Step-by-step instructions for quick and easy DIY projects that will spruce up your space — all within 24 hours (or less!).
Entryway decoration is the first thing people notice when entering your home, so it's important to get it right. A functional entryway space provides you with storage for keys and mail, but it's also the visual focus when you enter a home. We loved the idea of a having a chunky wooden entryway shelf where we could place vases, catch-all trays and dishes, and other decorative accessories. You're probably familiar with the Lack shelf (we've all owned one at some point, right?) Well, we've taken this basic floating shelf and given it a chic makeover with a simple roll of contact paper!
Unwrap your roll of contact paper.
Roll it out and place your shelf on top.
Slide the back of the Lack shelf against the longest edge of the contact paper. (You don't want to cover the back of the shelf because this is where the fixtures and wall fittings are.)
Draw all around the shelf using a pen. Be sure to leave enough excess paper to wrap up and around the sides of the shelf.
Once you've marked out the shelf onto the contact paper, draw another border 2 1/2 inches wide all around it. (The sides of the Lack shelf measure 2 inches deep, so this will leave plenty of contact paper to wrap around.) Trim off any excess paper using scissors or a craft knife.
Peel the back of the contact paper off where you marked out the body of the shelf.
Place the sticky side onto the top of your shelf. Work from one corner, smoothing out any air bubbles as you apply it. Sometimes it helps to use the edge of a credit card to smooth out the air bubbles.
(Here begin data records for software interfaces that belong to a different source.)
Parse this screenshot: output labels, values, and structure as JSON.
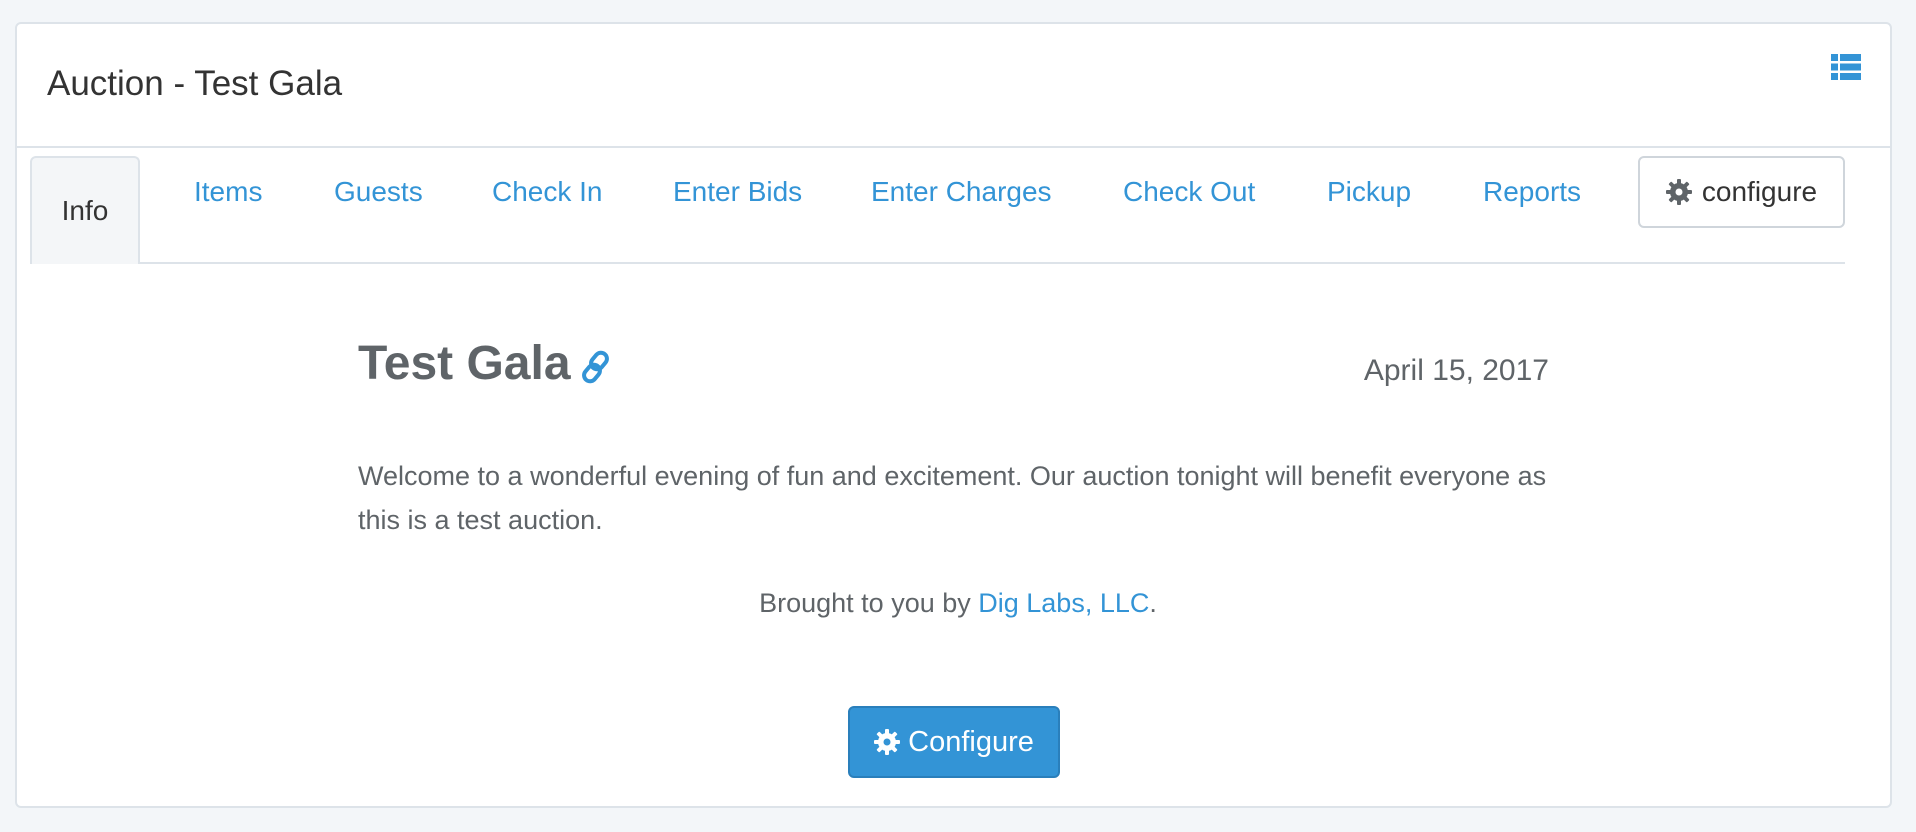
{
  "header": {
    "title": "Auction - Test Gala",
    "menu_icon": "list-icon"
  },
  "tabs": [
    {
      "label": "Info",
      "active": true
    },
    {
      "label": "Items"
    },
    {
      "label": "Guests"
    },
    {
      "label": "Check In"
    },
    {
      "label": "Enter Bids"
    },
    {
      "label": "Enter Charges"
    },
    {
      "label": "Check Out"
    },
    {
      "label": "Pickup"
    },
    {
      "label": "Reports"
    }
  ],
  "tab_configure": {
    "label": "configure",
    "icon": "gear-icon"
  },
  "event": {
    "name": "Test Gala",
    "link_icon": "link-icon",
    "date": "April 15, 2017",
    "description": "Welcome to a wonderful evening of fun and excitement. Our auction tonight will benefit everyone as this is a test auction.",
    "credit_prefix": "Brought to you by ",
    "credit_link": "Dig Labs, LLC",
    "credit_suffix": "."
  },
  "configure_button": {
    "label": "Configure",
    "icon": "gear-icon"
  },
  "colors": {
    "accent": "#3394d6",
    "text": "#5f6468",
    "heading": "#333333",
    "background": "#f3f6f9",
    "border": "#dde3e9"
  }
}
Flip the shelf over and remove the paper backing from the contact paper along one side. Smooth the paper into place.
Use a craft knife to trim off the excess to create a nice clean edge.
Remove the backing along the remaining sides, smooth the contact paper down, and trim off the excess.
The top and sides of the shelf are now completely covered.
Cover the bottom of the shelf with contact paper and trim the edges. The are two pre-cut screw holes in the underside of the shelf that are used to secure the shelf to the wall fixture — just cut around them with a knife so they're not hidden when you're fixing the shelf to the wall later.
Once fully covered you can mount your wall shelf to finish! (Follow the instructions that come with the Lack shelf from IKEA.)